What to produce
Should the word "icon" occur in a line of the records, copy that line.

Data records for software interfaces
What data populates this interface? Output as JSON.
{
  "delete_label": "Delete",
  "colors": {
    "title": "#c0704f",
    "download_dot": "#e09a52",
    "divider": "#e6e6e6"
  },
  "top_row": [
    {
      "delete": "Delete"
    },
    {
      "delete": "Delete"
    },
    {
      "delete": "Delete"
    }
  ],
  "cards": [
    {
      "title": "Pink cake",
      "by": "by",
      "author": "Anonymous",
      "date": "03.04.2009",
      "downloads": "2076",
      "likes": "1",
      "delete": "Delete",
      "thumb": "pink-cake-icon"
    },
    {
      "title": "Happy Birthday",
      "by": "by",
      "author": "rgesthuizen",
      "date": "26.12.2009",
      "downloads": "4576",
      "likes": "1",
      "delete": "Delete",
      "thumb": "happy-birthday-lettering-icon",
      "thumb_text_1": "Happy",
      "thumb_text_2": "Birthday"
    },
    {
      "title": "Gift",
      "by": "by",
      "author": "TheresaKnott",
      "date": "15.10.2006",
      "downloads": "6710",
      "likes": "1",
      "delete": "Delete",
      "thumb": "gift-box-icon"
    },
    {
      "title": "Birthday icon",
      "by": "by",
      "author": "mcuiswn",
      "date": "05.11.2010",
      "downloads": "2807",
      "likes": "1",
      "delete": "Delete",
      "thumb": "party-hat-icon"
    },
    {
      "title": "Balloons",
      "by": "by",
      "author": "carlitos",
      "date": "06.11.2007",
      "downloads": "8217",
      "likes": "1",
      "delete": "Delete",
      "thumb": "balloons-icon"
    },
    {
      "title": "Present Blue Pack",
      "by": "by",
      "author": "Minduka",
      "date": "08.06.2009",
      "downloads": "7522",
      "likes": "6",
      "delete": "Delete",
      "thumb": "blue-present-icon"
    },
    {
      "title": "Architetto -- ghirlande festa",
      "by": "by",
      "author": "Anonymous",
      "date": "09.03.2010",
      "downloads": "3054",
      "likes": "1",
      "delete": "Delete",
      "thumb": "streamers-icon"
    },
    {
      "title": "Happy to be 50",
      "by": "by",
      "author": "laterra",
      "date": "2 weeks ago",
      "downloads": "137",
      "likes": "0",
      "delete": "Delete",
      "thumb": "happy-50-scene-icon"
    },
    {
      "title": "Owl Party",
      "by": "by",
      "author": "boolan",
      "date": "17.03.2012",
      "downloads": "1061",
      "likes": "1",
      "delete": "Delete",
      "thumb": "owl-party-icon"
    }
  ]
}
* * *
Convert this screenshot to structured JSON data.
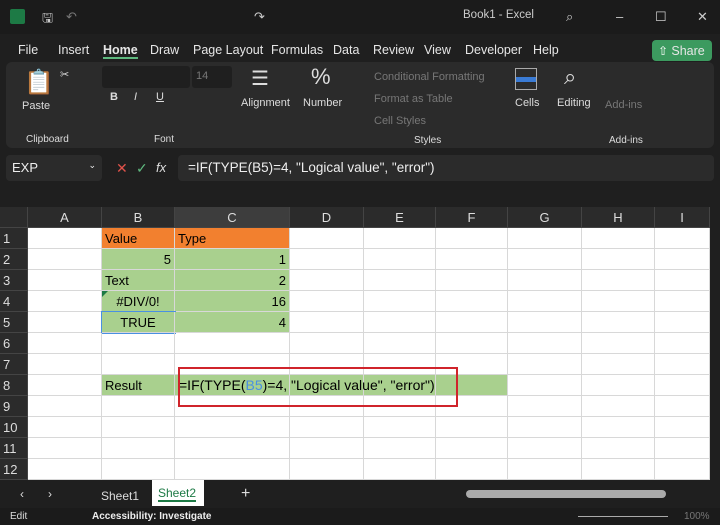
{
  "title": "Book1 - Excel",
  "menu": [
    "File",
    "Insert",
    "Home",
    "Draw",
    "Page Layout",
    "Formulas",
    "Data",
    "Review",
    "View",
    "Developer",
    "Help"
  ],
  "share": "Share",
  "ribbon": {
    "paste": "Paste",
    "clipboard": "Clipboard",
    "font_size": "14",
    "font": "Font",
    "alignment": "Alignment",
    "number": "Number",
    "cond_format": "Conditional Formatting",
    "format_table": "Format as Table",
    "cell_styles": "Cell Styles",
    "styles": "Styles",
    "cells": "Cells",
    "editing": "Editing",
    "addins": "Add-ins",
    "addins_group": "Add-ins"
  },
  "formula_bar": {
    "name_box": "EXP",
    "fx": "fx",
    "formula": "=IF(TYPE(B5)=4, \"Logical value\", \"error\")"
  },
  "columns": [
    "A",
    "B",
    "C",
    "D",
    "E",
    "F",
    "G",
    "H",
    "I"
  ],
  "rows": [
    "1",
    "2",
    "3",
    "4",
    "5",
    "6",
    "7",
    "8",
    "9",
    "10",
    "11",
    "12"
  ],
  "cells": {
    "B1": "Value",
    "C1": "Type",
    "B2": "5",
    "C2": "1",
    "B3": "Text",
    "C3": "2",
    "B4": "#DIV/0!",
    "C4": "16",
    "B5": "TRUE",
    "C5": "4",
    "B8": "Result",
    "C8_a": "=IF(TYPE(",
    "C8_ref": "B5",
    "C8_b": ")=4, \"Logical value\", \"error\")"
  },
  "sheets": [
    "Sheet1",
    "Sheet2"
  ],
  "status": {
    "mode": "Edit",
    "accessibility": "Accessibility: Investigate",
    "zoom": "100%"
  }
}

Solution
      "thumb": "pink-cake-icon"
      "thumb": "happy-birthday-lettering-icon",
      "thumb": "gift-box-icon"
      "title": "Birthday icon",
      "thumb": "party-hat-icon"
      "thumb": "balloons-icon"
      "thumb": "blue-present-icon"
      "thumb": "streamers-icon"
      "thumb": "happy-50-scene-icon"
      "thumb": "owl-party-icon"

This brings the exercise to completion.